*What the exercise asks*: Working through the records below, count the lines that include "this". The reply is that number alone.

──────────

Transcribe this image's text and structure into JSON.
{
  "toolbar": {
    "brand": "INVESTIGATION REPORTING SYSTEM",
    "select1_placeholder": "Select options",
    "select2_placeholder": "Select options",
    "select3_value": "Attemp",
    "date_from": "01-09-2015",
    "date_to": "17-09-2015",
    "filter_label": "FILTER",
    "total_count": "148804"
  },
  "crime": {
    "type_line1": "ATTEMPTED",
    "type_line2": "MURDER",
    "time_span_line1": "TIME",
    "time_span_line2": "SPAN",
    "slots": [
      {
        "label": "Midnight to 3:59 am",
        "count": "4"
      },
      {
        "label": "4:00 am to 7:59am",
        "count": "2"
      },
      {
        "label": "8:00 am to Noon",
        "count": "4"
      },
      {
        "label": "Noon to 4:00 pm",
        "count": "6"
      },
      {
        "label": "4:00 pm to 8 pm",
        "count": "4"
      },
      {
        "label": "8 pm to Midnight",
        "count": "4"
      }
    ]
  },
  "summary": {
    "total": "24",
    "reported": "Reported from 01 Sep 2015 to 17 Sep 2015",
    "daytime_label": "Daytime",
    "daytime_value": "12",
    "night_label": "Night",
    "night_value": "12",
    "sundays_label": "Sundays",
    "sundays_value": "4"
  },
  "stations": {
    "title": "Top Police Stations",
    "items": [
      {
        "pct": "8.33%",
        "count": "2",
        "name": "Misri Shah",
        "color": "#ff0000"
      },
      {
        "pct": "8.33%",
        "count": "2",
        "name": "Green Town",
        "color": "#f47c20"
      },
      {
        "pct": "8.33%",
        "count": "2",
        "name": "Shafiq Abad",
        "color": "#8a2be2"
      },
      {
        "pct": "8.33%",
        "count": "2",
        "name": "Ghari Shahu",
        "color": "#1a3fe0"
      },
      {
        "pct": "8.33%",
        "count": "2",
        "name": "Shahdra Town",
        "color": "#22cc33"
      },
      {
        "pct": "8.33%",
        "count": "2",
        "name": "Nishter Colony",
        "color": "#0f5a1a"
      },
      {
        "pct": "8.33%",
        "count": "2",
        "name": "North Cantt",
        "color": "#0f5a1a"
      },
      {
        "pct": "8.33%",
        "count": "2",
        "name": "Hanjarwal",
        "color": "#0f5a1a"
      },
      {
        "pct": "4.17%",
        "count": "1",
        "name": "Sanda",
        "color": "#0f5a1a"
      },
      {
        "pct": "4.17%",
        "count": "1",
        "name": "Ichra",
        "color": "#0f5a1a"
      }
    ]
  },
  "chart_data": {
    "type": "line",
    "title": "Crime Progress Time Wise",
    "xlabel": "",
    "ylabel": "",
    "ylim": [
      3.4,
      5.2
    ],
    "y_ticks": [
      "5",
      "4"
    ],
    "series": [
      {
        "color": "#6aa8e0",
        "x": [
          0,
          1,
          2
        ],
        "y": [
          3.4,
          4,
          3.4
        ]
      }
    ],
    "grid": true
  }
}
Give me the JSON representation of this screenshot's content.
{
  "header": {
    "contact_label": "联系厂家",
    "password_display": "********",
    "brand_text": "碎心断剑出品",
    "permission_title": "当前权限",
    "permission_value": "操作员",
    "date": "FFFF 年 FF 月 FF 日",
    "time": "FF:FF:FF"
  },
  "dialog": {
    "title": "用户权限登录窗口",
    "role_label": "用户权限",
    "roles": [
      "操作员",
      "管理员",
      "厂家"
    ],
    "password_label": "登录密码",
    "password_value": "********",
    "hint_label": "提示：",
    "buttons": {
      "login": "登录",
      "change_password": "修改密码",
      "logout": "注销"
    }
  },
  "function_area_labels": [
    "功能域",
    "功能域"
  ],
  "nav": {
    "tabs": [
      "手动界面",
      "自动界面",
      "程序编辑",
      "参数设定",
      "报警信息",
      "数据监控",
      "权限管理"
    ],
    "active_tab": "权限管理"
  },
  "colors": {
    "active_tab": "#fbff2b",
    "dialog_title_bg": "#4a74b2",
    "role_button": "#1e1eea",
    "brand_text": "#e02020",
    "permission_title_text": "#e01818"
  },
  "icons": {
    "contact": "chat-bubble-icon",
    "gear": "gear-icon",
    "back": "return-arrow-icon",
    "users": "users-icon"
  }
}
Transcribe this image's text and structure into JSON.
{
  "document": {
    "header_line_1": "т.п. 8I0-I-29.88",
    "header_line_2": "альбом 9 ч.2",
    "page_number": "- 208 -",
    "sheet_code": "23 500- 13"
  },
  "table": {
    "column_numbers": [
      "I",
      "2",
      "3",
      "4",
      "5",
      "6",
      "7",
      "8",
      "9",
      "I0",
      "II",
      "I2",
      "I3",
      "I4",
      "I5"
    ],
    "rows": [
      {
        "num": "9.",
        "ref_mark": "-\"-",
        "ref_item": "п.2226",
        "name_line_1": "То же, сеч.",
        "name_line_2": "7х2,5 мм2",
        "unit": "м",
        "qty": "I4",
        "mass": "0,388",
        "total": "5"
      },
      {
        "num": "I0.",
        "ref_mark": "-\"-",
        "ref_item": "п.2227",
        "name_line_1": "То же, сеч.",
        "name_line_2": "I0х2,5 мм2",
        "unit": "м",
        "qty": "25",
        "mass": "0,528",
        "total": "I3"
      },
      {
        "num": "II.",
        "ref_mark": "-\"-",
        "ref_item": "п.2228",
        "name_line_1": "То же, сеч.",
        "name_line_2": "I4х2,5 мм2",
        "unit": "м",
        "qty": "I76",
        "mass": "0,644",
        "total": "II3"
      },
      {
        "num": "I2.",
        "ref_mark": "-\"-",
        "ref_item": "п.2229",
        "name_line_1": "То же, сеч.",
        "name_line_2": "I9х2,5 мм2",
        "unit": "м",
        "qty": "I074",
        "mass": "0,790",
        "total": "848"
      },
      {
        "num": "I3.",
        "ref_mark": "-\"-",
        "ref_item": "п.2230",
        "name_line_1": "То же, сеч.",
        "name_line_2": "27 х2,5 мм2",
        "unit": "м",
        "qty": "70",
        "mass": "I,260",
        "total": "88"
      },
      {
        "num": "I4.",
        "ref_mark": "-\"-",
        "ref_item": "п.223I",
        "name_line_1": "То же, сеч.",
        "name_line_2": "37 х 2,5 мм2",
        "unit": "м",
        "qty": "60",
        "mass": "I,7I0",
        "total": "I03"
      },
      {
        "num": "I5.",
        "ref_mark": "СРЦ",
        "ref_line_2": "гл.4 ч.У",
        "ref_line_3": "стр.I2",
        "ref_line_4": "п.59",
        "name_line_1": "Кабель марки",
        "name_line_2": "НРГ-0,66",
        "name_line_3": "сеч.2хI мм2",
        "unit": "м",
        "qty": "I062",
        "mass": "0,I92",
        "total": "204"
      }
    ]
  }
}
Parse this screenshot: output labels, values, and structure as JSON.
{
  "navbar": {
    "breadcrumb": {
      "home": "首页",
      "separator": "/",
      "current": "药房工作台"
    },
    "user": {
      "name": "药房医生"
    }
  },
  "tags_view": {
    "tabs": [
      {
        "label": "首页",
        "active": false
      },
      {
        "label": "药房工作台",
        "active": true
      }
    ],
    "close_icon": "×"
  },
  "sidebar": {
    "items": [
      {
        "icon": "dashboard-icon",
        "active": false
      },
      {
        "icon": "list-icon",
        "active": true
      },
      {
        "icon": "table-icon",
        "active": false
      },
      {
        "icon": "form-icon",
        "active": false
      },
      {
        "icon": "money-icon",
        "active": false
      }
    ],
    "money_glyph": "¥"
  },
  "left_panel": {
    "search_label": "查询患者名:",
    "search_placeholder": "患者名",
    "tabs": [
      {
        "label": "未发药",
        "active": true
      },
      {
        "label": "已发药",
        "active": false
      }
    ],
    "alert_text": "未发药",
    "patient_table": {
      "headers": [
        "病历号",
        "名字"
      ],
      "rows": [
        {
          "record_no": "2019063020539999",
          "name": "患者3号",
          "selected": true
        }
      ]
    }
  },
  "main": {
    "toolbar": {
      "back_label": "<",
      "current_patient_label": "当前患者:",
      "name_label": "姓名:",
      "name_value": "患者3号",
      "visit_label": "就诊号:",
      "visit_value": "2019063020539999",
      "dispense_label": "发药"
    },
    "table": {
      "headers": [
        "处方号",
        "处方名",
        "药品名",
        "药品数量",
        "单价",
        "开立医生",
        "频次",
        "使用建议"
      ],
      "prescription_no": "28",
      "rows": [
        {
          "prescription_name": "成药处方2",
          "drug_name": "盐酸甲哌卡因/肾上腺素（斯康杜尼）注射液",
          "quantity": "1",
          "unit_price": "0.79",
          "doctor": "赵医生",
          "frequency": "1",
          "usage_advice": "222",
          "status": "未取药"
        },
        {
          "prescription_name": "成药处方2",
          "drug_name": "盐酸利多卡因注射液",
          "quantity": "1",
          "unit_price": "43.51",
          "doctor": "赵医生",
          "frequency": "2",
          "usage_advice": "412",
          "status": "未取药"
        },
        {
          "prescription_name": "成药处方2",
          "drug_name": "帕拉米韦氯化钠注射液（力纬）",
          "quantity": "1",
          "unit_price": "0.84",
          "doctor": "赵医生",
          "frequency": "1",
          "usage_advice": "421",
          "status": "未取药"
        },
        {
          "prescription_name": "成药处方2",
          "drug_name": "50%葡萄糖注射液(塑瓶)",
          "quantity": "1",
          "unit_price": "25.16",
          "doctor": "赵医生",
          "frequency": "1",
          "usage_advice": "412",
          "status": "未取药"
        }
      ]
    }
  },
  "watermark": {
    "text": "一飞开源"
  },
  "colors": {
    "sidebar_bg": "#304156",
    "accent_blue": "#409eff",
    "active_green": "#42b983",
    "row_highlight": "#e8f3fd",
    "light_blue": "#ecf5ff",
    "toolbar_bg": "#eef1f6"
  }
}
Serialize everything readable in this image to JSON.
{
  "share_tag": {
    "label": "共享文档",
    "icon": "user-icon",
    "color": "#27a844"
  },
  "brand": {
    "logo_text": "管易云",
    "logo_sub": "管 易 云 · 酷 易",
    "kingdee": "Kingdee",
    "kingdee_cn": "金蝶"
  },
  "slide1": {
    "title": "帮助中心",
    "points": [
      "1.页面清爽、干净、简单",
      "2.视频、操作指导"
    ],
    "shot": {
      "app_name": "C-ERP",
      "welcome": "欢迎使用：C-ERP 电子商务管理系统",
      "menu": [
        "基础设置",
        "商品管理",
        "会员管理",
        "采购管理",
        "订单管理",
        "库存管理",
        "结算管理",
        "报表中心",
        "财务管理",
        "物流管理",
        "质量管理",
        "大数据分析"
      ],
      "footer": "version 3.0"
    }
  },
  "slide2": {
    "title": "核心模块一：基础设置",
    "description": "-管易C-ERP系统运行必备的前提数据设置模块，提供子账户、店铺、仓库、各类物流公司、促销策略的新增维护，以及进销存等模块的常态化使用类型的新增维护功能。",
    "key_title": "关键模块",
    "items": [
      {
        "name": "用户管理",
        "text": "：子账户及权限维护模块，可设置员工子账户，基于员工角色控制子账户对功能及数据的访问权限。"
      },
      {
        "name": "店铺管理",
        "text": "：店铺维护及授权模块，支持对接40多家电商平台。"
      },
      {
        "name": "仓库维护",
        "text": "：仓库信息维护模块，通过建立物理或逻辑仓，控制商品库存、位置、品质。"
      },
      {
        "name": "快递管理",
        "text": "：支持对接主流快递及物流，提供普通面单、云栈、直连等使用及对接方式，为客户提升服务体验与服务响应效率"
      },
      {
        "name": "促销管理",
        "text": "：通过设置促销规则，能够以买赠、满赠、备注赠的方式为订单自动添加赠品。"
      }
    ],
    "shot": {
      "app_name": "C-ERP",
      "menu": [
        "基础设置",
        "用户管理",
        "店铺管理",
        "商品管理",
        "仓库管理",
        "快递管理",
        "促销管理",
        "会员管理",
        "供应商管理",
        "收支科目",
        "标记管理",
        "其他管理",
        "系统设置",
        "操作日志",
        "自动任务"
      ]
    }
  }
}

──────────

*Reply to the exercise*: 5